She first worked with François Ozon when she starred in his acclaimed film Under the Sand, for which she received César [France's equivalent of the Oscar] and European Film Academy Award nominations.
Born in England, Ms. Rampling made her film debut in Richard Lester's The Knack, and How to Get It (1965). She soon attracted international attention, opposite Lynn Redgrave, in Silvio Narizzano's Georgy Girl.
Working by turns in France, England, and America, she went on to star in such films as Luchino Visconti's The Damned and Liliana Cavani's The Night Porter (opposite Dirk Bogarde in both features), Roy Baker's Asylum, John Boorman's Zardoz (opposite Sean Connery), Patrice Chéreau's The Flesh of the Orchid, Dick Richards' Farewell, My Lovely, Woody Allen's Stardust Memories, Sidney Lumet's The Verdict (opposite Paul Newman), Claude Lelouch's Viva la vie!, Jacques Deray's On ne meurt que deux fois (for which she received a César Award nomination), Nagisa Oshima's Max, mon amour, Alan Parker's Angel Heart, David Hare's Paris by Night, Rocky Morton and Annabel Jankel's D.O.A. (1988), Iain Softley's The Wings of the Dove, Michael Cacoyannis' The Cherry Orchard, Jonathan Nossiter's Signs and Wonders and Hans Petter Moland's Aberdeen (opposite Stellan Skarsgård in both features), and Michel Blanc's Embrassez qui vous voudrez [a.k.a. See How They Run].

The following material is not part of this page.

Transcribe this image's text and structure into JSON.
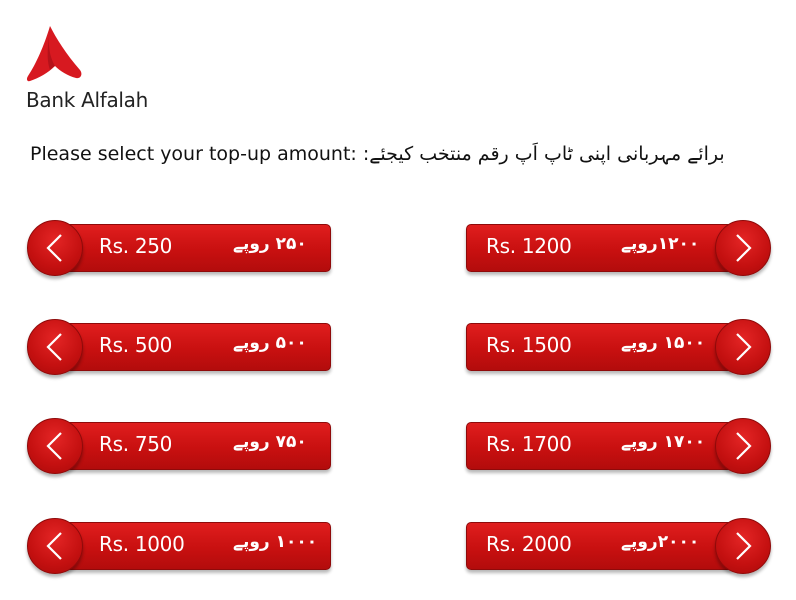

Ms. Rampling will next be seen onscreen starring with Clive Owen in Mike Hodges' I'll Sleep When I'm Dead. She is currently filming Norman Jewison's The Statement, joining a cast that includes Michael Caine, Alan Bates, Jeremy Northam, and Tilda Swinton.
Her telefilm work has also covered several countries, having begun with John Irvin's The Strangers and continued through, most recently, the My Uncle Silas miniseries (opposite Albert Finney and directed by Philip Saville and, later, Tom Clegg).
Ms. Rampling was given an honorary César Award in 2001. In 2002, she was honored by the London Film Critics Circle with the Dilys Powell Award for Outstanding Contribution to Cinema. She is also the recipient of an O.B.E. (Order of the British Empire) as well as France's Legion d'honneur (Medal of Honor).